== Segment start ==

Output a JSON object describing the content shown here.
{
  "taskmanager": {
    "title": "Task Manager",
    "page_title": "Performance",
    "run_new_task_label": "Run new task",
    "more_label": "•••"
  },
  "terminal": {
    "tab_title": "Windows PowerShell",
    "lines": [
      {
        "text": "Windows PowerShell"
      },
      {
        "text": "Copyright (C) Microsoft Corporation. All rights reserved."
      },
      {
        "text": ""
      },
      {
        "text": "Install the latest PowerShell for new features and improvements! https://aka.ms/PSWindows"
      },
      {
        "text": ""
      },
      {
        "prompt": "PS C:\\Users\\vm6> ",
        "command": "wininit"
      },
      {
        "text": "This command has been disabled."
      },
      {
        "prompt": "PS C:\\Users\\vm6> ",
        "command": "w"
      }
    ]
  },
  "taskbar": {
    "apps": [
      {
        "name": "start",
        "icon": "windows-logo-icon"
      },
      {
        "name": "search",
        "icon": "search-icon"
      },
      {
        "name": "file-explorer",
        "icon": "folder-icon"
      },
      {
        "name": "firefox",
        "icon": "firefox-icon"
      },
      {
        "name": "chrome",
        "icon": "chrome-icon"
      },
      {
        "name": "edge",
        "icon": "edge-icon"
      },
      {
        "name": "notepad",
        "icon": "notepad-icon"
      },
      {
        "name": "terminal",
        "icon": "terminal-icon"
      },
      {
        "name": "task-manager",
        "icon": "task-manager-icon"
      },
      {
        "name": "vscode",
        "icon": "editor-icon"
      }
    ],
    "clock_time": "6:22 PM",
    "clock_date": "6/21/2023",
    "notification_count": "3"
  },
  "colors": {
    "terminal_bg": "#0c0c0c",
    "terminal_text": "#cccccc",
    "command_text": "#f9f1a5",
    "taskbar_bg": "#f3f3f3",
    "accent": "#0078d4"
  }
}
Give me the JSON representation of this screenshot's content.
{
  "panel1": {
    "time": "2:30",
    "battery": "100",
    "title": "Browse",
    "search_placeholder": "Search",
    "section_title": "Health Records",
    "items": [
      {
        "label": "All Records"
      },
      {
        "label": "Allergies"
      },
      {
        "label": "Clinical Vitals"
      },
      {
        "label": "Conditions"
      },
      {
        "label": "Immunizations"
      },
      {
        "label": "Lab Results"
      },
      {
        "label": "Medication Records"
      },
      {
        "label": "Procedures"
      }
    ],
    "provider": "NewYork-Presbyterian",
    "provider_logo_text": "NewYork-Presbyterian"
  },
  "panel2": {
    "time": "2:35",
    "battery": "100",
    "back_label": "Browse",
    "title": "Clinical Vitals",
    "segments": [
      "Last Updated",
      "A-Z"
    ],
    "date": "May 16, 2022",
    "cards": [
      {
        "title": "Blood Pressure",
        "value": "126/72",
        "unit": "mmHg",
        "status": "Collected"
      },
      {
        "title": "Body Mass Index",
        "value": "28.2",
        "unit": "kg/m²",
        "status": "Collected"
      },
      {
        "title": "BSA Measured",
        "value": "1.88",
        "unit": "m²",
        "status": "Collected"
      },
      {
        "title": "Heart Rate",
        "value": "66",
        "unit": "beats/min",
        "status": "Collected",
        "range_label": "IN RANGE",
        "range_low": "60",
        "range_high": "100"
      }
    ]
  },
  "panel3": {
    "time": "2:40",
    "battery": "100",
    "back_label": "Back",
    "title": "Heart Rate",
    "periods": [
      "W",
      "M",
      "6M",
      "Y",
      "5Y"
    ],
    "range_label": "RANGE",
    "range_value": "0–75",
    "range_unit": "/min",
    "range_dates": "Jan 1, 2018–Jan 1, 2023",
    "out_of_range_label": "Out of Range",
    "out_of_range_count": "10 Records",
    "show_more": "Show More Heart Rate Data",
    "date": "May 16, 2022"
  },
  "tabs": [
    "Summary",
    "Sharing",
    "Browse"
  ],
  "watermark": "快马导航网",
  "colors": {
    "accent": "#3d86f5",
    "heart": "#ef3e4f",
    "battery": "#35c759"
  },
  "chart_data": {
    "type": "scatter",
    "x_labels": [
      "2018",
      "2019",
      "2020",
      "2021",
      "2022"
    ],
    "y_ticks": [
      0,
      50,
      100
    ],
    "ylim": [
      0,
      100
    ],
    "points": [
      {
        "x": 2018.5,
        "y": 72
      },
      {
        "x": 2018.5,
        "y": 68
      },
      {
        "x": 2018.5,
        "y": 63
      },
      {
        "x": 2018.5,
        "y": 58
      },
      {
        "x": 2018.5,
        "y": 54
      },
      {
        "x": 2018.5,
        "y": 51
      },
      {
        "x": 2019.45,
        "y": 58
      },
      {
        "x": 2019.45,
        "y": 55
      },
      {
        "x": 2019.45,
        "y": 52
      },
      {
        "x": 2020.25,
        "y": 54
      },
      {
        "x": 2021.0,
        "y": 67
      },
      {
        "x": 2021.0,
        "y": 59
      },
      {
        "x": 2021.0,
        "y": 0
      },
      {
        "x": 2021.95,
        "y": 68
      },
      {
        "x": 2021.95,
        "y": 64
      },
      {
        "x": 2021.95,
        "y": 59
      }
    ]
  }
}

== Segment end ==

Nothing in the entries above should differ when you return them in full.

Output a JSON object describing the content shown here.
{
  "taskmanager": {
    "title": "Task Manager",
    "page_title": "Performance",
    "run_new_task_label": "Run new task",
    "more_label": "•••"
  },
  "terminal": {
    "tab_title": "Windows PowerShell",
    "lines": [
      {
        "text": "Windows PowerShell"
      },
      {
        "text": "Copyright (C) Microsoft Corporation. All rights reserved."
      },
      {
        "text": ""
      },
      {
        "text": "Install the latest PowerShell for new features and improvements! https://aka.ms/PSWindows"
      },
      {
        "text": ""
      },
      {
        "prompt": "PS C:\\Users\\vm6> ",
        "command": "wininit"
      },
      {
        "text": "This command has been disabled."
      },
      {
        "prompt": "PS C:\\Users\\vm6> ",
        "command": "w"
      }
    ]
  },
  "taskbar": {
    "apps": [
      {
        "name": "start",
        "icon": "windows-logo-icon"
      },
      {
        "name": "search",
        "icon": "search-icon"
      },
      {
        "name": "file-explorer",
        "icon": "folder-icon"
      },
      {
        "name": "firefox",
        "icon": "firefox-icon"
      },
      {
        "name": "chrome",
        "icon": "chrome-icon"
      },
      {
        "name": "edge",
        "icon": "edge-icon"
      },
      {
        "name": "notepad",
        "icon": "notepad-icon"
      },
      {
        "name": "terminal",
        "icon": "terminal-icon"
      },
      {
        "name": "task-manager",
        "icon": "task-manager-icon"
      },
      {
        "name": "vscode",
        "icon": "editor-icon"
      }
    ],
    "clock_time": "6:22 PM",
    "clock_date": "6/21/2023",
    "notification_count": "3"
  },
  "colors": {
    "terminal_bg": "#0c0c0c",
    "terminal_text": "#cccccc",
    "command_text": "#f9f1a5",
    "taskbar_bg": "#f3f3f3",
    "accent": "#0078d4"
  }
}
Give me the JSON representation of this screenshot's content.
{
  "panel1": {
    "time": "2:30",
    "battery": "100",
    "title": "Browse",
    "search_placeholder": "Search",
    "section_title": "Health Records",
    "items": [
      {
        "label": "All Records"
      },
      {
        "label": "Allergies"
      },
      {
        "label": "Clinical Vitals"
      },
      {
        "label": "Conditions"
      },
      {
        "label": "Immunizations"
      },
      {
        "label": "Lab Results"
      },
      {
        "label": "Medication Records"
      },
      {
        "label": "Procedures"
      }
    ],
    "provider": "NewYork-Presbyterian",
    "provider_logo_text": "NewYork-Presbyterian"
  },
  "panel2": {
    "time": "2:35",
    "battery": "100",
    "back_label": "Browse",
    "title": "Clinical Vitals",
    "segments": [
      "Last Updated",
      "A-Z"
    ],
    "date": "May 16, 2022",
    "cards": [
      {
        "title": "Blood Pressure",
        "value": "126/72",
        "unit": "mmHg",
        "status": "Collected"
      },
      {
        "title": "Body Mass Index",
        "value": "28.2",
        "unit": "kg/m²",
        "status": "Collected"
      },
      {
        "title": "BSA Measured",
        "value": "1.88",
        "unit": "m²",
        "status": "Collected"
      },
      {
        "title": "Heart Rate",
        "value": "66",
        "unit": "beats/min",
        "status": "Collected",
        "range_label": "IN RANGE",
        "range_low": "60",
        "range_high": "100"
      }
    ]
  },
  "panel3": {
    "time": "2:40",
    "battery": "100",
    "back_label": "Back",
    "title": "Heart Rate",
    "periods": [
      "W",
      "M",
      "6M",
      "Y",
      "5Y"
    ],
    "range_label": "RANGE",
    "range_value": "0–75",
    "range_unit": "/min",
    "range_dates": "Jan 1, 2018–Jan 1, 2023",
    "out_of_range_label": "Out of Range",
    "out_of_range_count": "10 Records",
    "show_more": "Show More Heart Rate Data",
    "date": "May 16, 2022"
  },
  "tabs": [
    "Summary",
    "Sharing",
    "Browse"
  ],
  "watermark": "快马导航网",
  "colors": {
    "accent": "#3d86f5",
    "heart": "#ef3e4f",
    "battery": "#35c759"
  },
  "chart_data": {
    "type": "scatter",
    "x_labels": [
      "2018",
      "2019",
      "2020",
      "2021",
      "2022"
    ],
    "y_ticks": [
      0,
      50,
      100
    ],
    "ylim": [
      0,
      100
    ],
    "points": [
      {
        "x": 2018.5,
        "y": 72
      },
      {
        "x": 2018.5,
        "y": 68
      },
      {
        "x": 2018.5,
        "y": 63
      },
      {
        "x": 2018.5,
        "y": 58
      },
      {
        "x": 2018.5,
        "y": 54
      },
      {
        "x": 2018.5,
        "y": 51
      },
      {
        "x": 2019.45,
        "y": 58
      },
      {
        "x": 2019.45,
        "y": 55
      },
      {
        "x": 2019.45,
        "y": 52
      },
      {
        "x": 2020.25,
        "y": 54
      },
      {
        "x": 2021.0,
        "y": 67
      },
      {
        "x": 2021.0,
        "y": 59
      },
      {
        "x": 2021.0,
        "y": 0
      },
      {
        "x": 2021.95,
        "y": 68
      },
      {
        "x": 2021.95,
        "y": 64
      },
      {
        "x": 2021.95,
        "y": 59
      }
    ]
  }
}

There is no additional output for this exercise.